The path from the player's absolute starting position, the Sarcophagus, all the way to the first Bonfire is a laid out in an abstract map below. You'll notice that the path of least resistance here ignores any branching or optional paths, heading directly through a series of three easy battles.
The distance from the Sarcophagus to the Bonfire isn't a terribly large distance, in fact. If the player dies anywhere along their path to light the Bonfire, they will respawn back at the Sarcophagus. It's safe to assume that, with an increasing amount of player deaths, their experience with the game's system also increases. It's then probably another safe assumption that the time it will take them to get farther away from the Sarcophagus (and closer to the Bonfire) will then decrease as they get better at successfully surviving encounters.

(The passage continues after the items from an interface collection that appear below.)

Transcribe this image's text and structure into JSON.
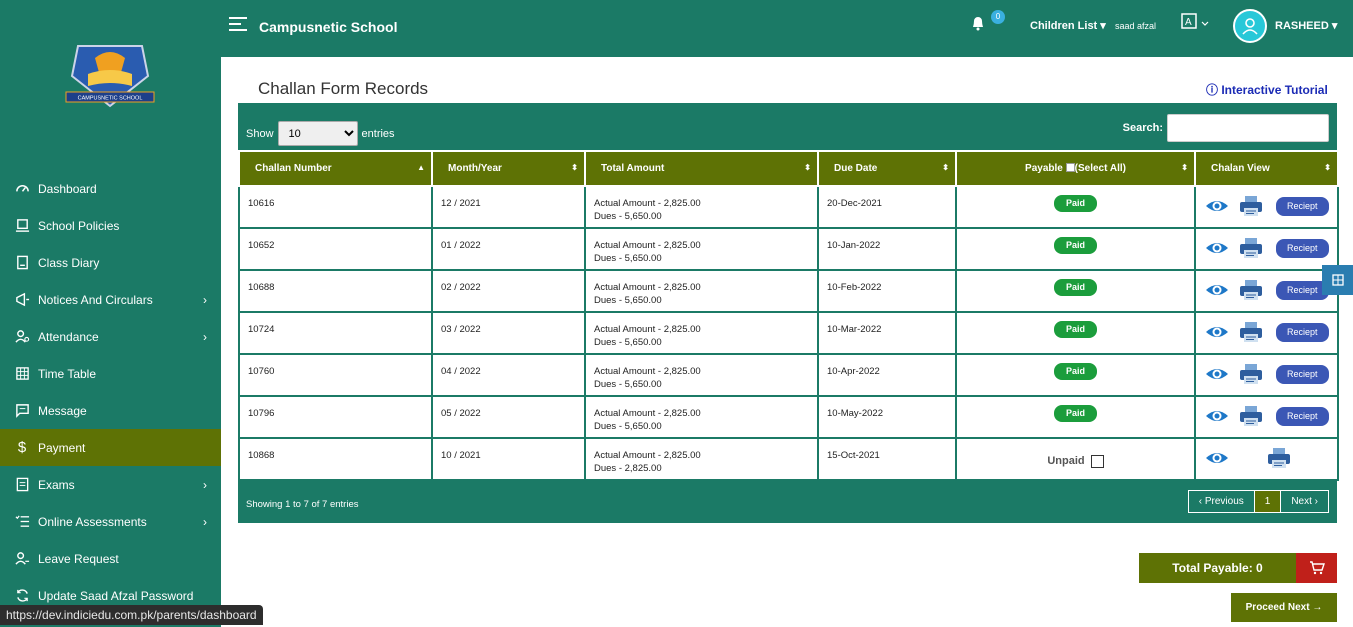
{
  "header": {
    "school_name": "Campusnetic School",
    "bell_count": "0",
    "children_label": "Children List",
    "child_name": "saad afzal",
    "user_name": "RASHEED"
  },
  "logo": {
    "text": "CAMPUSNETIC SCHOOL"
  },
  "sidebar": {
    "items": [
      {
        "label": "Dashboard",
        "icon": "dashboard-icon"
      },
      {
        "label": "School Policies",
        "icon": "policies-icon"
      },
      {
        "label": "Class Diary",
        "icon": "diary-icon"
      },
      {
        "label": "Notices And Circulars",
        "icon": "megaphone-icon",
        "chevron": "›"
      },
      {
        "label": "Attendance",
        "icon": "attendance-icon",
        "chevron": "›"
      },
      {
        "label": "Time Table",
        "icon": "grid-icon"
      },
      {
        "label": "Message",
        "icon": "message-icon"
      },
      {
        "label": "Payment",
        "icon": "dollar-icon"
      },
      {
        "label": "Exams",
        "icon": "exams-icon",
        "chevron": "›"
      },
      {
        "label": "Online Assessments",
        "icon": "checklist-icon",
        "chevron": "›"
      },
      {
        "label": "Leave Request",
        "icon": "leave-icon"
      },
      {
        "label": "Update Saad Afzal Password",
        "icon": "refresh-icon"
      }
    ]
  },
  "page": {
    "title": "Challan Form Records",
    "tutorial": "ⓘ Interactive Tutorial",
    "show_label": "Show",
    "entries_label": "entries",
    "page_size": "10",
    "search_label": "Search:"
  },
  "table": {
    "headers": [
      "Challan Number",
      "Month/Year",
      "Total Amount",
      "Due Date",
      "Payable",
      "(Select All)",
      "Chalan View"
    ],
    "rows": [
      {
        "number": "10616",
        "month": "12 / 2021",
        "actual": "Actual Amount - 2,825.00",
        "dues": "Dues - 5,650.00",
        "due": "20-Dec-2021",
        "status": "Paid",
        "receipt": "Reciept"
      },
      {
        "number": "10652",
        "month": "01 / 2022",
        "actual": "Actual Amount - 2,825.00",
        "dues": "Dues - 5,650.00",
        "due": "10-Jan-2022",
        "status": "Paid",
        "receipt": "Reciept"
      },
      {
        "number": "10688",
        "month": "02 / 2022",
        "actual": "Actual Amount - 2,825.00",
        "dues": "Dues - 5,650.00",
        "due": "10-Feb-2022",
        "status": "Paid",
        "receipt": "Reciept"
      },
      {
        "number": "10724",
        "month": "03 / 2022",
        "actual": "Actual Amount - 2,825.00",
        "dues": "Dues - 5,650.00",
        "due": "10-Mar-2022",
        "status": "Paid",
        "receipt": "Reciept"
      },
      {
        "number": "10760",
        "month": "04 / 2022",
        "actual": "Actual Amount - 2,825.00",
        "dues": "Dues - 5,650.00",
        "due": "10-Apr-2022",
        "status": "Paid",
        "receipt": "Reciept"
      },
      {
        "number": "10796",
        "month": "05 / 2022",
        "actual": "Actual Amount - 2,825.00",
        "dues": "Dues - 5,650.00",
        "due": "10-May-2022",
        "status": "Paid",
        "receipt": "Reciept"
      },
      {
        "number": "10868",
        "month": "10 / 2021",
        "actual": "Actual Amount - 2,825.00",
        "dues": "Dues - 2,825.00",
        "due": "15-Oct-2021",
        "status": "Unpaid",
        "receipt": ""
      }
    ]
  },
  "footer": {
    "showing": "Showing 1 to 7 of 7 entries",
    "previous": "‹  Previous",
    "page": "1",
    "next": "Next  ›"
  },
  "totals": {
    "total_payable": "Total Payable: 0",
    "proceed": "Proceed Next →"
  },
  "status_url": "https://dev.indiciedu.com.pk/parents/dashboard",
  "colors": {
    "primary": "#1b7a66",
    "accent": "#5e7205",
    "paid": "#1b9d3c",
    "reciept": "#3b57b5",
    "cart": "#c0201a"
  }
}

The terrain in this initial area is rather forgiving as well. There aren't many hazards aside from enemies, there's lots of space to move around in, and not many obstructions that compromise manoeuvrability or sightlines. Returning to the idea that the total distance to the Bonfire isn't very long in the first place, the player will probably get there pretty quickly, all things considered.
A quick aside: I'd also like to discuss a technical, real-world consideration. The load times between dying and respawning are rather low -- obviously this depends on the player's hardware specification or platform of choice. This means that the downtime after a death -- as the game reloads and resets the world state -- is kept to a pleasant minimum.
Jumping ahead to the milestone whereupon the player has lit the first Bonfire, the challenge is obviously increased, but some similar patterns are observed amongst a mix of new concepts on display.
The player will immediately notice the enemies here are more capable at dealing and sustaining higher amounts of damage, they are sometimes grouped in pairs, and the more complex terrain arrangement makes encounters more challenging. Still, the player will eventually suss out a path of least resistance among the two main branches offered, provided they ignore the optional encounters.
I've not measured it, but I suspect that the distance from the Sarcophagus to the Bonfire is actually shorter than that of the distance from the Bonfire to Iudex Gungyr. This is another player-centric design decision aimed at minimizing frustration. Because the player will have to immediately adjust to the increased challenge of the encounters here, when they reach Iudex Gungyr, the difficulty of that fight will require another quick adjustment. The player will probably die at least once fighting the boss, so it's imperative that one of the paths of least resistance is made easier than the other path so the player can quickly re-enter the boss arena and attempt this fight again.
The environment design in the area outside of the boss arena might be challenging to navigate at first, but the player will become accustomed to it if they travel through it multiple times. The interior of boss arena, by comparison, is a really large, round space with no clutter at all. Consider the fact that the radius of this arena is far larger than the length of Iudex Gungyr's polearm. This generous space and lack of any obstructions (other than the boss as it moves through the space) allows the player to focus entirely on the task at hand. One caveat to this is that players will still have to be mindful of that cliff's edge!
Dark Souls 3 has, in my opinion, the best tutorial in the series. I feel my deep dive into its expertly crafted introduction just might prove how it's now the most accessible Dark Souls has ever been -- at least at the start. Above all, I feel that the journey through the Cemetery of Ash will rapidly allow newcomers to achieve that first crucial victory that often serves as the breaking point -- converting them from a frustrated sceptic to a true believer.